Two months after Paramount Domestic TV announces that Dr. Laura will debut in the fall, Schlessinger rails against Frasier‘s 1999 ”Dr. Nora” parody on her radio show. Later, the episode mysteriously disappears from syndication, but Paramount, which also produces Frasier, insists it will return.

MAY 23
The boob-tube bitch-slap kicks into high gear: On Will & Grace, Will (Eric McCormack) quips to Grace (Debra Messing), ”You’re a fairly good judge of people — you hated Dr. Laura long before the rest of the world did.” By June, Procter & Gamble says it won’t advertise on Dr. Laura’s TV show.

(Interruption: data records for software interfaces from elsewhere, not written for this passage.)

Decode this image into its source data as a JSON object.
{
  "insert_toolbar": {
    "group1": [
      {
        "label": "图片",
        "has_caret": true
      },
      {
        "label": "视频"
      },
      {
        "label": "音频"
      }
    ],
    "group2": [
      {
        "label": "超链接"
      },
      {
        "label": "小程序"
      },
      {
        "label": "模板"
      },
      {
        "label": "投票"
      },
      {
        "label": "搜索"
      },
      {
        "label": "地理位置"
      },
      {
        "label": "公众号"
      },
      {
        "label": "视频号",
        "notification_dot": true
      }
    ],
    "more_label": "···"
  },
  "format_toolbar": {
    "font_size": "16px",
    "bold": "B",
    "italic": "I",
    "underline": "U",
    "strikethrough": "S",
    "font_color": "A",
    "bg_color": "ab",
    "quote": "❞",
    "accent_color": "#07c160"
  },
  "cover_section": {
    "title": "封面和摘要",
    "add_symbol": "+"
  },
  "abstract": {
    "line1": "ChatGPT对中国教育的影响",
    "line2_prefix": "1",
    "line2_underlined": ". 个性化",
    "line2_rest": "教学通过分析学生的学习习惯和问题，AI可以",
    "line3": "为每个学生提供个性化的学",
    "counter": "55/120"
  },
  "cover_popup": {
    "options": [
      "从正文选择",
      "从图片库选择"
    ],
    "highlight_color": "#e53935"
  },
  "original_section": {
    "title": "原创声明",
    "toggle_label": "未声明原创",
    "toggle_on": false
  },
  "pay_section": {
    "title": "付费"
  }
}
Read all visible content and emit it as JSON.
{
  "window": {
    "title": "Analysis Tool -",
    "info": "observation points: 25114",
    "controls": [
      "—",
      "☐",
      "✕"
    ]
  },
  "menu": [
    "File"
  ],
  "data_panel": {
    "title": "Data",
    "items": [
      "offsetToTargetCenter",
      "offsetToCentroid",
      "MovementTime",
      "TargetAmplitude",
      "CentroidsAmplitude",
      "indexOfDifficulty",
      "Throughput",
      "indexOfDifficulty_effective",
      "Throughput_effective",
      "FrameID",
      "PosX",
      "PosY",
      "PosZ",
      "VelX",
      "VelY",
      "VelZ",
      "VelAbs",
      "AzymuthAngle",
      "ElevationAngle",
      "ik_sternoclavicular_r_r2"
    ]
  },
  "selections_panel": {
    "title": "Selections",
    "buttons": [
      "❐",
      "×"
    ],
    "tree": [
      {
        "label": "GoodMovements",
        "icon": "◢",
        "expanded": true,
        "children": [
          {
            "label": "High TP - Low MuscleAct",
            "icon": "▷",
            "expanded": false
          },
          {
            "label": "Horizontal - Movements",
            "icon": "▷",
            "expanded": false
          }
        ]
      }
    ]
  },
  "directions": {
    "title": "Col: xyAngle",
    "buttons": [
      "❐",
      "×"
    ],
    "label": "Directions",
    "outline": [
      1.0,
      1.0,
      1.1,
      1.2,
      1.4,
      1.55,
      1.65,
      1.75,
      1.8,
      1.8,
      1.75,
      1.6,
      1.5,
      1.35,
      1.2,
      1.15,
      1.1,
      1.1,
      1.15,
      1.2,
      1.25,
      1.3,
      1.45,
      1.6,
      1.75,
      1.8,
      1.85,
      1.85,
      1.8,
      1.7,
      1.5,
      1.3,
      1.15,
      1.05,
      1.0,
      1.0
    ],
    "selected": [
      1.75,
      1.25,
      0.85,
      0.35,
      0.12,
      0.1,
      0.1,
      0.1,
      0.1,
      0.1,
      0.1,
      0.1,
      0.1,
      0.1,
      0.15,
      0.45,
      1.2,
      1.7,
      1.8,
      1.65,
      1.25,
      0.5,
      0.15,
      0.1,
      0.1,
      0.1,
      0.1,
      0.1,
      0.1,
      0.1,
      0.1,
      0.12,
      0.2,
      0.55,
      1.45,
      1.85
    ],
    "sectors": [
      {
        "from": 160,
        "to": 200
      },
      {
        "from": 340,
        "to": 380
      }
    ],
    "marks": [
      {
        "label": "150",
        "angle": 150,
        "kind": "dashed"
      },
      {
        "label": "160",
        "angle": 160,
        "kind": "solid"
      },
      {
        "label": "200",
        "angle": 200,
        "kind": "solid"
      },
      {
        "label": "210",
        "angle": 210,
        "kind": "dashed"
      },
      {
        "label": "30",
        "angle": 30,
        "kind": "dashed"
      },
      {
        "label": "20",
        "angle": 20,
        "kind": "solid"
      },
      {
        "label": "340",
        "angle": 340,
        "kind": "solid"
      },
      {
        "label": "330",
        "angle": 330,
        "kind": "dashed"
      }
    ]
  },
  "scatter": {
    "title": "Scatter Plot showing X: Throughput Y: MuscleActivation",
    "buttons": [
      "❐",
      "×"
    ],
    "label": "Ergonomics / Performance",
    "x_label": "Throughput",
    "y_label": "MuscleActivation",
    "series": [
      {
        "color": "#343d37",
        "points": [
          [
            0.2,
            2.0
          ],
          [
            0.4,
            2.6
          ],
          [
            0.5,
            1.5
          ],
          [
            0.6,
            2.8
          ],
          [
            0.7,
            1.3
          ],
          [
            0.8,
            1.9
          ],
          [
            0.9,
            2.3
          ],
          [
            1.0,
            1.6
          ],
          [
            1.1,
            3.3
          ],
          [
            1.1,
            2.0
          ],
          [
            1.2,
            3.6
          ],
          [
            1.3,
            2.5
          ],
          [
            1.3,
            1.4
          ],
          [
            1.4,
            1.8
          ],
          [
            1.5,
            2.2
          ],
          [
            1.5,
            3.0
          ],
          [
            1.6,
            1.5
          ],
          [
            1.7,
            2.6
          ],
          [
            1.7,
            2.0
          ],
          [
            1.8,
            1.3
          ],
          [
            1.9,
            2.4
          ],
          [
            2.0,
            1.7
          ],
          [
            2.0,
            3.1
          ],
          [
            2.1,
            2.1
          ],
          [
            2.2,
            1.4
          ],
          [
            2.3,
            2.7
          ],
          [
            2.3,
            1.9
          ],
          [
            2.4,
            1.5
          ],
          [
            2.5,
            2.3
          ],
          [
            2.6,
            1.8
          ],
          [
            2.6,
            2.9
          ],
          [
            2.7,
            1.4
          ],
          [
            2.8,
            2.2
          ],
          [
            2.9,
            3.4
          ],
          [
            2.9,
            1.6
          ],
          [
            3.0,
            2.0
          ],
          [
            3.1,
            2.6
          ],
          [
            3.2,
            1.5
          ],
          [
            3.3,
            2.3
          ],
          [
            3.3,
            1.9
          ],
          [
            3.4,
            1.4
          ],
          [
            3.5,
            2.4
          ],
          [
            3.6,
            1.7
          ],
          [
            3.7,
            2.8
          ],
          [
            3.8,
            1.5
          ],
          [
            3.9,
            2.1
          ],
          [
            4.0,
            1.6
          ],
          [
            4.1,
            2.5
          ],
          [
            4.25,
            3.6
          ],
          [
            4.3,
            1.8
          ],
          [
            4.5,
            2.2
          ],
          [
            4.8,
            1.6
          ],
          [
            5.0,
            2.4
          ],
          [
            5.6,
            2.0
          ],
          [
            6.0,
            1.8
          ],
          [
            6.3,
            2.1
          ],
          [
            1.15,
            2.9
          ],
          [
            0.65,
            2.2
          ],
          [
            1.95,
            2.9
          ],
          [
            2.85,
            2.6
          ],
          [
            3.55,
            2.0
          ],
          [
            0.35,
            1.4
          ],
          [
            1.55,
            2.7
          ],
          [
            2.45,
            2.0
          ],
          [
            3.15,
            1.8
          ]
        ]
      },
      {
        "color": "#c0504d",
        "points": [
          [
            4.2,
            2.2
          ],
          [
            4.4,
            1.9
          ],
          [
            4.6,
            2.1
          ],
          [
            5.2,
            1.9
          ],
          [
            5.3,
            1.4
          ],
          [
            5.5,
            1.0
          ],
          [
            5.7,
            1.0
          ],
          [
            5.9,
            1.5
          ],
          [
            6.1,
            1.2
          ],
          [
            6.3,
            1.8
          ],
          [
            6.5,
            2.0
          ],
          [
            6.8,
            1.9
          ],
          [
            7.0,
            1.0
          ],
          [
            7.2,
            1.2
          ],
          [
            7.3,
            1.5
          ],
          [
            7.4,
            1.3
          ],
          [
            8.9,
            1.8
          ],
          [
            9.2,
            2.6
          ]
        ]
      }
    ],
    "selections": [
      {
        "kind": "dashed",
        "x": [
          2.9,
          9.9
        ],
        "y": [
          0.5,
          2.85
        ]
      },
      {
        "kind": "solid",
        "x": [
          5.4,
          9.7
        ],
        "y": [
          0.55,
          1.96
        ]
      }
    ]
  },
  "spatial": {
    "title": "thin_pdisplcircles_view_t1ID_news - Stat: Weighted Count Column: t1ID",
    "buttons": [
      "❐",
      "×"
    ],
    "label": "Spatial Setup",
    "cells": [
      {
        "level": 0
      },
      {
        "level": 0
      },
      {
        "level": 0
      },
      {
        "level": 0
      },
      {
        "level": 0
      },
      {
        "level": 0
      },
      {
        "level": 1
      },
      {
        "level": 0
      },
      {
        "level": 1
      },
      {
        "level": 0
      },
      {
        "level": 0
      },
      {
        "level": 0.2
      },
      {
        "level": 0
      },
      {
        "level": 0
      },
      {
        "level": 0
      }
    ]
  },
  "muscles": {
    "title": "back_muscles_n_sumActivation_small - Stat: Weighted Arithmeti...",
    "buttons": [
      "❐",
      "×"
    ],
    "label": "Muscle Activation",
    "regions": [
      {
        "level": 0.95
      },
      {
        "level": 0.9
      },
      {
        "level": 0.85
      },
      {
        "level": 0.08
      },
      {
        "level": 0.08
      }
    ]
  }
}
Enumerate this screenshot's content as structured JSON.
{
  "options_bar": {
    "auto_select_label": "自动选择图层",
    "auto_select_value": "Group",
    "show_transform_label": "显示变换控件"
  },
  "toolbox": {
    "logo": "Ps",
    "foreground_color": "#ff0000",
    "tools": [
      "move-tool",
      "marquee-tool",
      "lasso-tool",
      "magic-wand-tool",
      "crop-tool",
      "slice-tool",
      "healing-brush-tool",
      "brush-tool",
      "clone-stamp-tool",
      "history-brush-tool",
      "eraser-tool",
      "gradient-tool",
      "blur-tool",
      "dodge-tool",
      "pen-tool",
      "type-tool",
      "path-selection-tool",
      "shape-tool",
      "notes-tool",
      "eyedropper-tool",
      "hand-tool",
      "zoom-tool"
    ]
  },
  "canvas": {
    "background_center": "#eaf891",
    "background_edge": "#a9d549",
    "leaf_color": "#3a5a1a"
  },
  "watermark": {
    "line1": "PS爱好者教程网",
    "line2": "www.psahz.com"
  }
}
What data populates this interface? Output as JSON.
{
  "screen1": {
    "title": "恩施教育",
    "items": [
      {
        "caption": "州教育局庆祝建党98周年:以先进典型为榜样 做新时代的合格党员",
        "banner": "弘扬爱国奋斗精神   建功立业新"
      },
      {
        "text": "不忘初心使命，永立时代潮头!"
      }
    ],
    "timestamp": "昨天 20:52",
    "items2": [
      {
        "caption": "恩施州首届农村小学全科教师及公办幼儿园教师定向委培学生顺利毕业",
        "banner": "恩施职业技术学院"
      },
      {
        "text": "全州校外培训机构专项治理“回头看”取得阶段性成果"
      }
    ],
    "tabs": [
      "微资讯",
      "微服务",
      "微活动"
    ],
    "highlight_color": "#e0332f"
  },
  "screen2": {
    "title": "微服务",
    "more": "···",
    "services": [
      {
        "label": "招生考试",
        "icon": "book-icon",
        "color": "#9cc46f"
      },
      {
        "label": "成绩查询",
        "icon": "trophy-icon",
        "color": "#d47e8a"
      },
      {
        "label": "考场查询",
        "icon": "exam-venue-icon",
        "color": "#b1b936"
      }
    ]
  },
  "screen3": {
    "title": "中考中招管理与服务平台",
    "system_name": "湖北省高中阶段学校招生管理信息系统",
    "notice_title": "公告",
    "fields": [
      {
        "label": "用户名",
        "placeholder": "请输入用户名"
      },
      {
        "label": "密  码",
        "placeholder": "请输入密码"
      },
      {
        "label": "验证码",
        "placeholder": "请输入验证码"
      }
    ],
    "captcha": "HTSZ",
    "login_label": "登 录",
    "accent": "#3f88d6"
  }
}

Just a week after Schlessinger places an ad in Variety, acknowledging the atonement holiday of Yom Kippur by saying that ”in talking about gays and lesbians, some of my words were poorly chosen,” The West Wing skewers Dr. Laura by introducing a Bible-quoting radio host who soon regrets messing with President Bartlet (Martin Sheen). The same night, Law & Order dishes up its own parody in the form of an expert witness — a radio host who comes off like a quack in court.

On a Simpsons rerun, Bart and Homer realize they’re plummeting to their death when their rocket ship contains Tom Arnold, Pauly Shore, and Dr. Laura. Within days, CBS declares that Dr. Laura is getting bumped to late-shift time slots in several big cities, including New York, L.A., and Chicago. At this point, Schlessinger is reduced to begging for advertisers on her radio show: ”If you own any kind of a business…fax me…. But beware, the bad guys are gonna beat on you; you have to have a spine to stand with me.”